REYKJAVIK - Icelanders were voting Saturday in the second snap election in a year marked by deep distrust in the scandal-hit political class despite a thriving economy bolstered by booming tourism.

Prime Minister Bjarni Benediktsson of the conservative Independence Party called the vote last month after a junior member of the three-party centre-right coalition quit over a legal dispute involving his father. Saturday's election is Iceland's fourth since 2008.

Opinion polls published Friday by public broadcaster RUV and the daily Morgunbladid show the Independence Party could win 17 seats in the 63-seat parliament, the Althingi.

The rival Left-Green Movement and its potential partners - the Social Democratic Alliance and the anti-establishment Pirate Party - would together win 29 seats, short of an outright majority.

But with help from a fourth party, they could dethrone the centre-right and become Iceland's second left-leaning government since its independence from Denmark in 1944.

"If these are the election results, it's a call for the opposition to form a government," Left-Green leader Katrin Jakobsdottir, 41, told Morgunbladid.

People were standing in line inside the modern Reykjavik city hall as polls opened, but some were weary of endless votes and cronyism entangling the establishment.

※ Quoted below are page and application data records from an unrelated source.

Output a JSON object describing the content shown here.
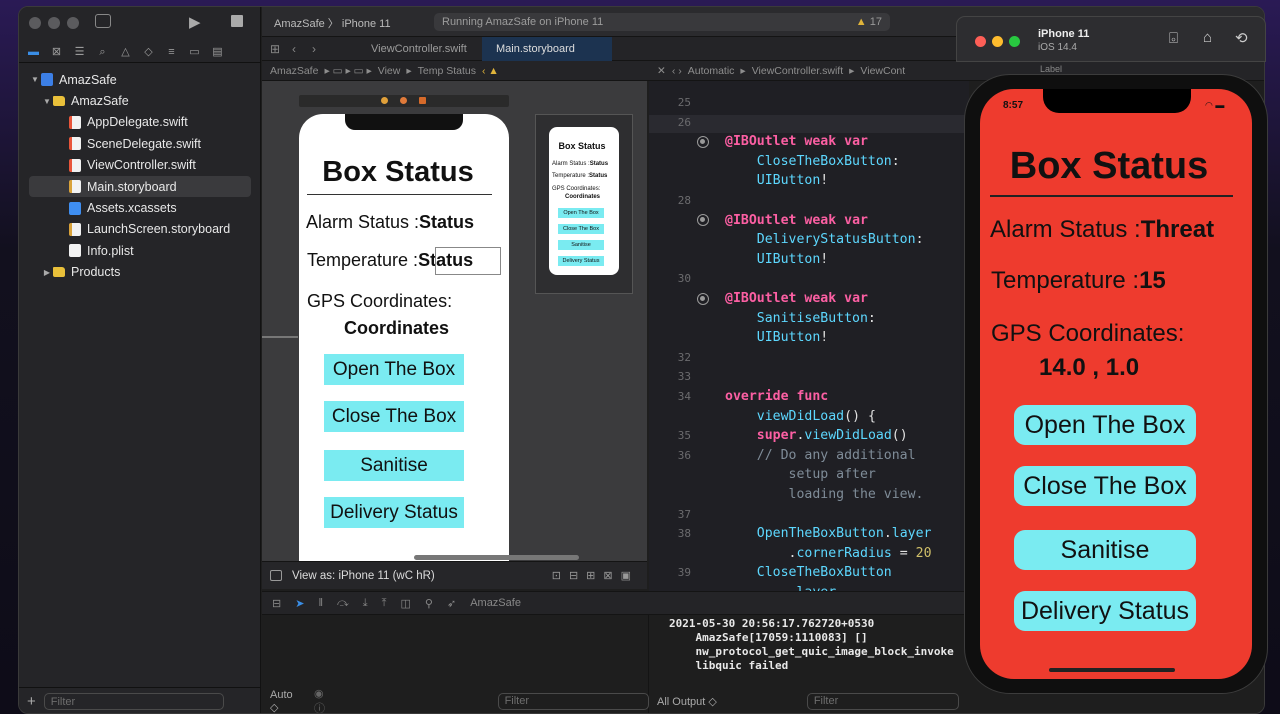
{
  "xcode": {
    "scheme": "AmazSafe",
    "device": "iPhone 11",
    "status": "Running AmazSafe on iPhone 11",
    "warnings": "17",
    "tabs": [
      "ViewController.swift",
      "Main.storyboard"
    ],
    "navigator": {
      "project": "AmazSafe",
      "group": "AmazSafe",
      "files": [
        "AppDelegate.swift",
        "SceneDelegate.swift",
        "ViewController.swift",
        "Main.storyboard",
        "Assets.xcassets",
        "LaunchScreen.storyboard",
        "Info.plist"
      ],
      "products": "Products",
      "filter_placeholder": "Filter"
    },
    "ib_jump": [
      "AmazSafe",
      "View",
      "Temp Status"
    ],
    "editor_jump": [
      "Automatic",
      "ViewController.swift",
      "ViewCont"
    ],
    "view_as": "View as: iPhone 11 (wC hR)",
    "debug_scheme": "AmazSafe",
    "auto_label": "Auto ◇",
    "all_output": "All Output ◇",
    "filter": "Filter"
  },
  "storyboard": {
    "title": "Box Status",
    "alarm_label": "Alarm Status :",
    "alarm_value": "Status",
    "temp_label": "Temperature :",
    "temp_value": "Status",
    "gps_label": "GPS  Coordinates:",
    "gps_value": "Coordinates",
    "buttons": [
      "Open The Box",
      "Close The Box",
      "Sanitise",
      "Delivery Status"
    ]
  },
  "code": {
    "lines": [
      {
        "n": "25",
        "text": ""
      },
      {
        "n": "26",
        "text": ""
      },
      {
        "n": "",
        "text": "@IBOutlet weak var"
      },
      {
        "n": "",
        "text": "    CloseTheBoxButton:"
      },
      {
        "n": "",
        "text": "    UIButton!"
      },
      {
        "n": "28",
        "text": ""
      },
      {
        "n": "",
        "text": "@IBOutlet weak var"
      },
      {
        "n": "",
        "text": "    DeliveryStatusButton:"
      },
      {
        "n": "",
        "text": "    UIButton!"
      },
      {
        "n": "30",
        "text": ""
      },
      {
        "n": "",
        "text": "@IBOutlet weak var"
      },
      {
        "n": "",
        "text": "    SanitiseButton:"
      },
      {
        "n": "",
        "text": "    UIButton!"
      },
      {
        "n": "32",
        "text": ""
      },
      {
        "n": "33",
        "text": ""
      },
      {
        "n": "34",
        "text": "override func"
      },
      {
        "n": "",
        "text": "    viewDidLoad() {"
      },
      {
        "n": "35",
        "text": "    super.viewDidLoad()"
      },
      {
        "n": "36",
        "text": "    // Do any additional"
      },
      {
        "n": "",
        "text": "        setup after"
      },
      {
        "n": "",
        "text": "        loading the view."
      },
      {
        "n": "37",
        "text": ""
      },
      {
        "n": "38",
        "text": "    OpenTheBoxButton.layer"
      },
      {
        "n": "",
        "text": "        .cornerRadius = 20"
      },
      {
        "n": "39",
        "text": "    CloseTheBoxButton"
      },
      {
        "n": "",
        "text": "        .layer"
      }
    ]
  },
  "console": {
    "line1": "2021-05-30 20:56:17.762720+0530",
    "line2": "    AmazSafe[17059:1110083] []",
    "line3": "    nw_protocol_get_quic_image_block_invoke",
    "line4": "    libquic failed"
  },
  "simulator": {
    "device": "iPhone 11",
    "os": "iOS 14.4",
    "time": "8:57",
    "label_hint": "Label",
    "title": "Box Status",
    "alarm_label": "Alarm Status :",
    "alarm_value": "Threat",
    "temp_label": "Temperature :",
    "temp_value": "15",
    "gps_label": "GPS  Coordinates:",
    "gps_value": "14.0 , 1.0",
    "buttons": [
      "Open The Box",
      "Close The Box",
      "Sanitise",
      "Delivery Status"
    ],
    "background": "#ee3b2e",
    "button_color": "#7aebf1"
  }
}
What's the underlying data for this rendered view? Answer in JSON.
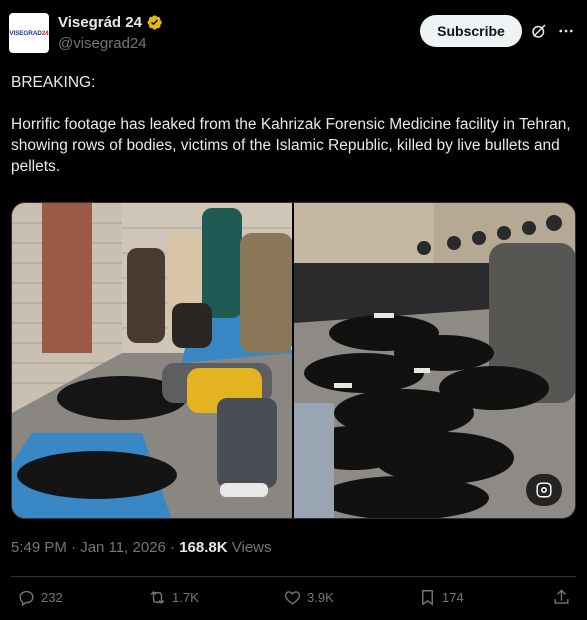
{
  "author": {
    "avatar_text_1": "VISEGRAD",
    "avatar_text_2": "24",
    "display_name": "Visegrád 24",
    "handle": "@visegrad24",
    "verified": true
  },
  "header": {
    "subscribe_label": "Subscribe",
    "grok_icon": "grok-icon",
    "more_icon": "more-icon"
  },
  "tweet": {
    "text": "BREAKING:\n\nHorrific footage has leaked from the Kahrizak Forensic Medicine facility in Tehran, showing rows of bodies, victims of the Islamic Republic, killed by live bullets and pellets."
  },
  "media": {
    "count": 2,
    "alt_badge_icon": "media-settings-icon"
  },
  "meta": {
    "time": "5:49 PM",
    "date": "Jan 11, 2026",
    "separator": "·",
    "views_count": "168.8K",
    "views_label": "Views"
  },
  "actions": {
    "replies": "232",
    "reposts": "1.7K",
    "likes": "3.9K",
    "bookmarks": "174"
  },
  "colors": {
    "background": "#000000",
    "text": "#e7e9ea",
    "muted": "#71767b",
    "verified_gold": "#e2b719",
    "border": "#2f3336"
  }
}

"I hate the election and it's the last time I'm going to vote! I want change! We have the same crooks coming back again and again," said Jonsson Hjorttur, 55.

"It's a good thing to have a second snap vote. I'm happy to see a chance for Iceland to form a new government," added Ragnar Veigar Gudmundsson, a 39-year-old manager. Under the Icelandic system, the president, who holds a largely ceremonial role, tasks the leader of the biggest party with trying to form a government.

"The fear is whether there will be a possibility to form a government," Arnar Thor Jonsson, a law professor at Reykjavik University, told AFP, recalling that negotiations to form a coalition after the October 2016 election took three months.

Since the 2008 financial crisis, when Iceland's three major banks collapsed and the country teetered on the verge of bankruptcy, it has made a spectacular recovery with robust growth of 7.2 percent in 2016 and unemployment at an enviable 2.5 percent.

But anger and lack of trust in the financial elite and several politicians, who were implicated in the Panama Papers scandal that revealed global tax evasion networks, has shaken up politics on the island. "People are rising up since the 2008 collapse and standing up against corruption and lack of transparency," Steinunn ragnarsdottir, an opera director in her 50s, told AFP.

A year ago, snap elections were called after then-prime minister Sigmundur David Gunnlaugsson was pressured to resign when he was named in the leak which exposed offshore tax havens.

More than 600 Icelanders - a surprisingly high number in a country of 335,000 - were also named in the documents, including Benediktsson, then finance minister.

Despite that, Benediktsson was able to build a coalition with the centrist Bright Future and centre-right Reform Party, holding a one-seat majority in parliament before becoming the shortest-lived government in Iceland's history.

Independence Party supporters still view it as the main force for economic stability and growth. Nearly half of the postwar prime ministers came from the eurosceptic party. Iceland's EU membership bid ended in acrimony in 2015 over fishing rights.

Eva Sveinsdottir, a 33-year-old conservative voter, said the former centre-right government's decision to end the accession talks "saved Iceland after the 2008 crisis". "We are in a much better situation than Greece," she said. "If we were a member (the EU) would take the fishing areas from us."

Other voters are drawn to the Left-Green Movement which calls for investments in social welfare, affordable housing and tax hikes for the wealthiest.

Construction is booming: cranes dominate the skies in Reykjavik city centre, away from Iceland's breathtaking volcanoes and glaciers. But Iceland's thriving tourism scene has caused an increase in housing prices and a shortage of apartments, many of which are rented out to tourists.

According to Iceland's Housing Financing Fund, rents in the capital rose by 13.9 percent in the year to September.

"I work in an ordinary store and my income is not enough to make ends meet," Jarya Sukuay, a 23-year-old voter in Reykjavik, told AFP. "The people in the government do not understand (working people) because they all have rich parents."